Sponsored by the U.S. Department of Energy Human Genome Program
Human Genome News Archive Edition
Human Genome News, July-September 1996; 8(1)
Anthony Carrano, Director of the DOE Human Genome Center at Lawrence Livermore National Laboratory (LLNL), became Vice President for the Americas of the Human Genome Organisation (HUGO) in March 1996. Grant Sutherland (Australia) is President of HUGO, which represents nearly 1000 members from 50 countries.
The three HUGO regional vice-presidents, who are also members of the 18-person International Council, serve as liaisons between their regions and the council. The Americas office representing North, South, and Central America is located in Bethesda, Maryland, and headed by Susan Wallace. The other two main offices are HUGO Europe (London), whose vice-president is Gert Jan Van Ommen, and HUGO Pacific (Osaka, Japan), for which Yoshiyuki Sakaki is the new vice-president.
Carrano is also Associate Director for Biology, Biotechnology, and Healthcare Research at LLNL. His lifelong interest is mutation research, specifically in the area of DNA repair genes; chromosome 19, which was mapped by the LLNL genome center, is particularly rich in such genes. Among the accomplishments of Carrano's research team, which is involved in numerous international collaborations, are discovery of the myotonic dystrophy gene and development of DNA research substrates for distribution to other laboratories. The group is now concentrating on sequencing chromosome 19.
The electronic form of the newsletter may be cited in the following style:
Human Genome Program, U.S. Department of Energy, Human Genome News (v8n1).
The Human Genome Project (HGP) was an international 13-year effort, 1990 to 2003. Primary goals were to discover the complete set of human genes and make them accessible for further biological study, and determine the complete sequence of DNA bases in the human genome. See Timeline for more HGP history.

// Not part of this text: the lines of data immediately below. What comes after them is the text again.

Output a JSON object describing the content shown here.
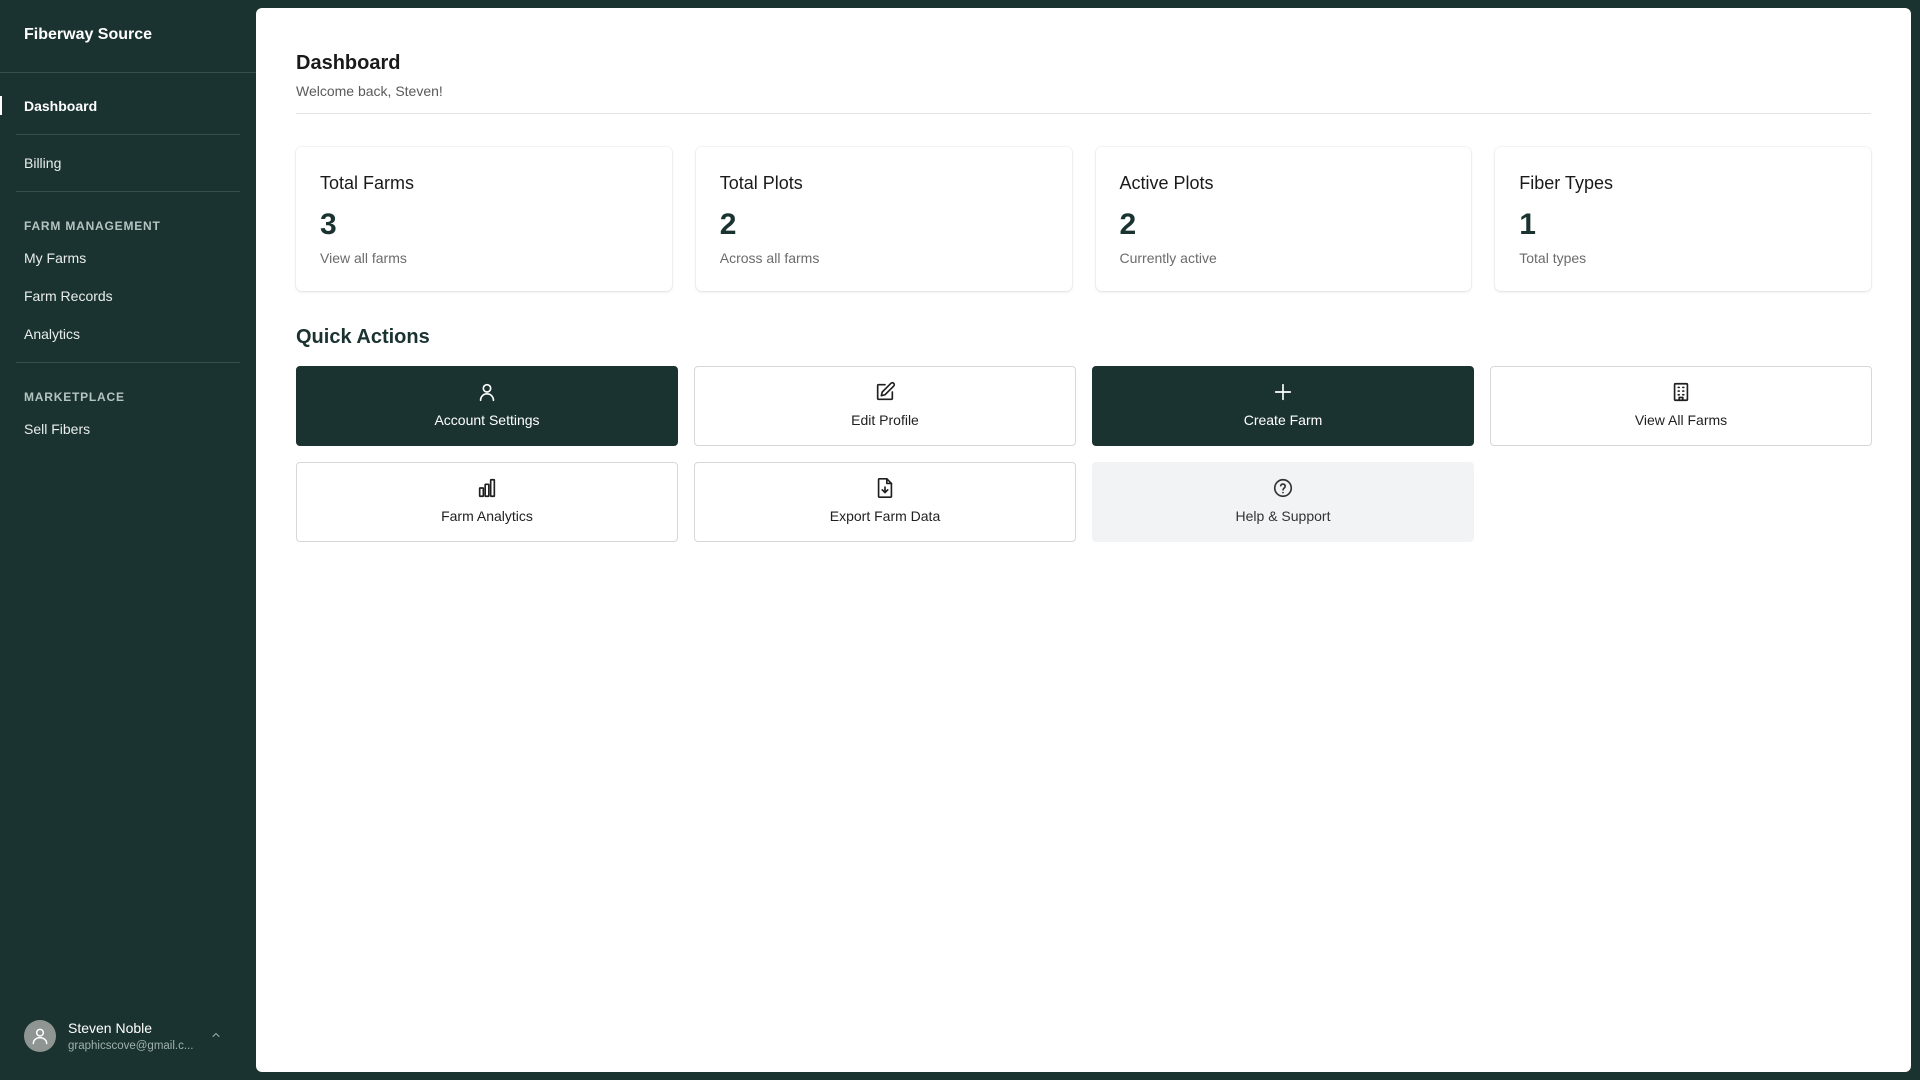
{
  "brand": "Fiberway Source",
  "nav": {
    "dashboard": "Dashboard",
    "billing": "Billing",
    "farm_management_heading": "FARM MANAGEMENT",
    "my_farms": "My Farms",
    "farm_records": "Farm Records",
    "analytics": "Analytics",
    "marketplace_heading": "MARKETPLACE",
    "sell_fibers": "Sell Fibers"
  },
  "user": {
    "name": "Steven Noble",
    "email": "graphicscove@gmail.c..."
  },
  "header": {
    "title": "Dashboard",
    "subtitle": "Welcome back, Steven!"
  },
  "stats": [
    {
      "label": "Total Farms",
      "value": "3",
      "sub": "View all farms"
    },
    {
      "label": "Total Plots",
      "value": "2",
      "sub": "Across all farms"
    },
    {
      "label": "Active Plots",
      "value": "2",
      "sub": "Currently active"
    },
    {
      "label": "Fiber Types",
      "value": "1",
      "sub": "Total types"
    }
  ],
  "quick_actions": {
    "title": "Quick Actions",
    "items": [
      {
        "label": "Account Settings",
        "icon": "user-icon"
      },
      {
        "label": "Edit Profile",
        "icon": "edit-icon"
      },
      {
        "label": "Create Farm",
        "icon": "plus-icon"
      },
      {
        "label": "View All Farms",
        "icon": "building-icon"
      },
      {
        "label": "Farm Analytics",
        "icon": "bar-chart-icon"
      },
      {
        "label": "Export Farm Data",
        "icon": "file-download-icon"
      },
      {
        "label": "Help & Support",
        "icon": "help-circle-icon"
      }
    ]
  },
  "colors": {
    "sidebar_bg": "#1b3330",
    "accent_dark": "#1b3330",
    "content_bg": "#ffffff"
  }
}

Published from 1989 until 2002, this newsletter facilitated HGP communication, helped prevent duplication of research effort, and informed persons interested in genome research.